* _EXERCISE BRIEF_:
Return every entry below word for word and leave out any picture.

[MATERIAL FOR THE TASK Boundary: Start]

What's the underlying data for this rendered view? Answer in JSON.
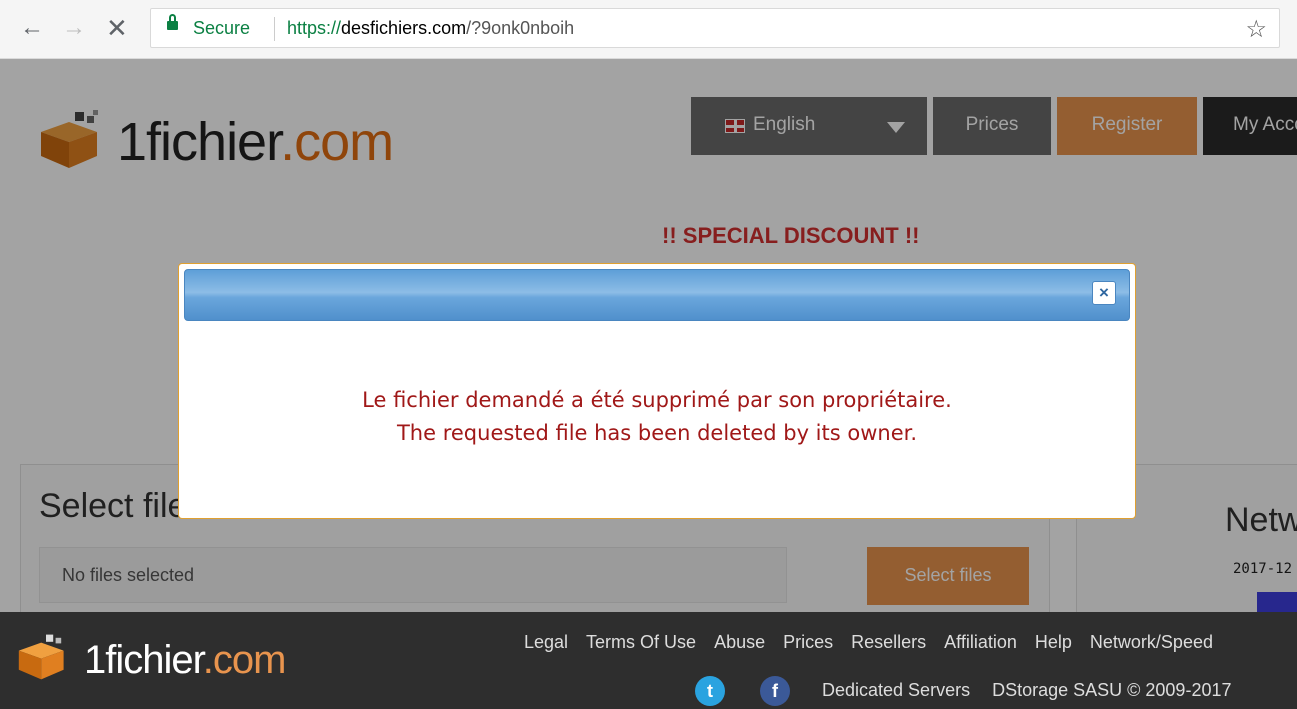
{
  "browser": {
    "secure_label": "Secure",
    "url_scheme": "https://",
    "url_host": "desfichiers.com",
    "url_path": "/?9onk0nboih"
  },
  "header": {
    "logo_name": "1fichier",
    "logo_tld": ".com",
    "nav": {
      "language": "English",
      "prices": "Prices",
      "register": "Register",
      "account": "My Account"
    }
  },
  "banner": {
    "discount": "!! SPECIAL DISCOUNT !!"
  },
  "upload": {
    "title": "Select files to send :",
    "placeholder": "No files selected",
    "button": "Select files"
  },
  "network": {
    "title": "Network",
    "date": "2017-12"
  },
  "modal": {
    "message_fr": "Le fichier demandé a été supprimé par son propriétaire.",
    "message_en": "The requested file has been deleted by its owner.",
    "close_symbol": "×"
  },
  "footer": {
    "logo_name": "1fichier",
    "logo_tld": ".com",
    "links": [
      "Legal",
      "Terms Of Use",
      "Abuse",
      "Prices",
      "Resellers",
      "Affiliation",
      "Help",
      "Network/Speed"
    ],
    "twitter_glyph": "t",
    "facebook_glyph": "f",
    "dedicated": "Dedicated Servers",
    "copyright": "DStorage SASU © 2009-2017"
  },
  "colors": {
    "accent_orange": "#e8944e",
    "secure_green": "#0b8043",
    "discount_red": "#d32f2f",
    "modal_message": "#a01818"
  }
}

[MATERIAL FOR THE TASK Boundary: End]

* _THE COMPLETED TASK_:
What's the underlying data for this rendered view? Answer in JSON.
{
  "browser": {
    "secure_label": "Secure",
    "url_scheme": "https://",
    "url_host": "desfichiers.com",
    "url_path": "/?9onk0nboih"
  },
  "header": {
    "logo_name": "1fichier",
    "logo_tld": ".com",
    "nav": {
      "language": "English",
      "prices": "Prices",
      "register": "Register",
      "account": "My Account"
    }
  },
  "banner": {
    "discount": "!! SPECIAL DISCOUNT !!"
  },
  "upload": {
    "title": "Select files to send :",
    "placeholder": "No files selected",
    "button": "Select files"
  },
  "network": {
    "title": "Network",
    "date": "2017-12"
  },
  "modal": {
    "message_fr": "Le fichier demandé a été supprimé par son propriétaire.",
    "message_en": "The requested file has been deleted by its owner.",
    "close_symbol": "×"
  },
  "footer": {
    "logo_name": "1fichier",
    "logo_tld": ".com",
    "links": [
      "Legal",
      "Terms Of Use",
      "Abuse",
      "Prices",
      "Resellers",
      "Affiliation",
      "Help",
      "Network/Speed"
    ],
    "twitter_glyph": "t",
    "facebook_glyph": "f",
    "dedicated": "Dedicated Servers",
    "copyright": "DStorage SASU © 2009-2017"
  },
  "colors": {
    "accent_orange": "#e8944e",
    "secure_green": "#0b8043",
    "discount_red": "#d32f2f",
    "modal_message": "#a01818"
  }
}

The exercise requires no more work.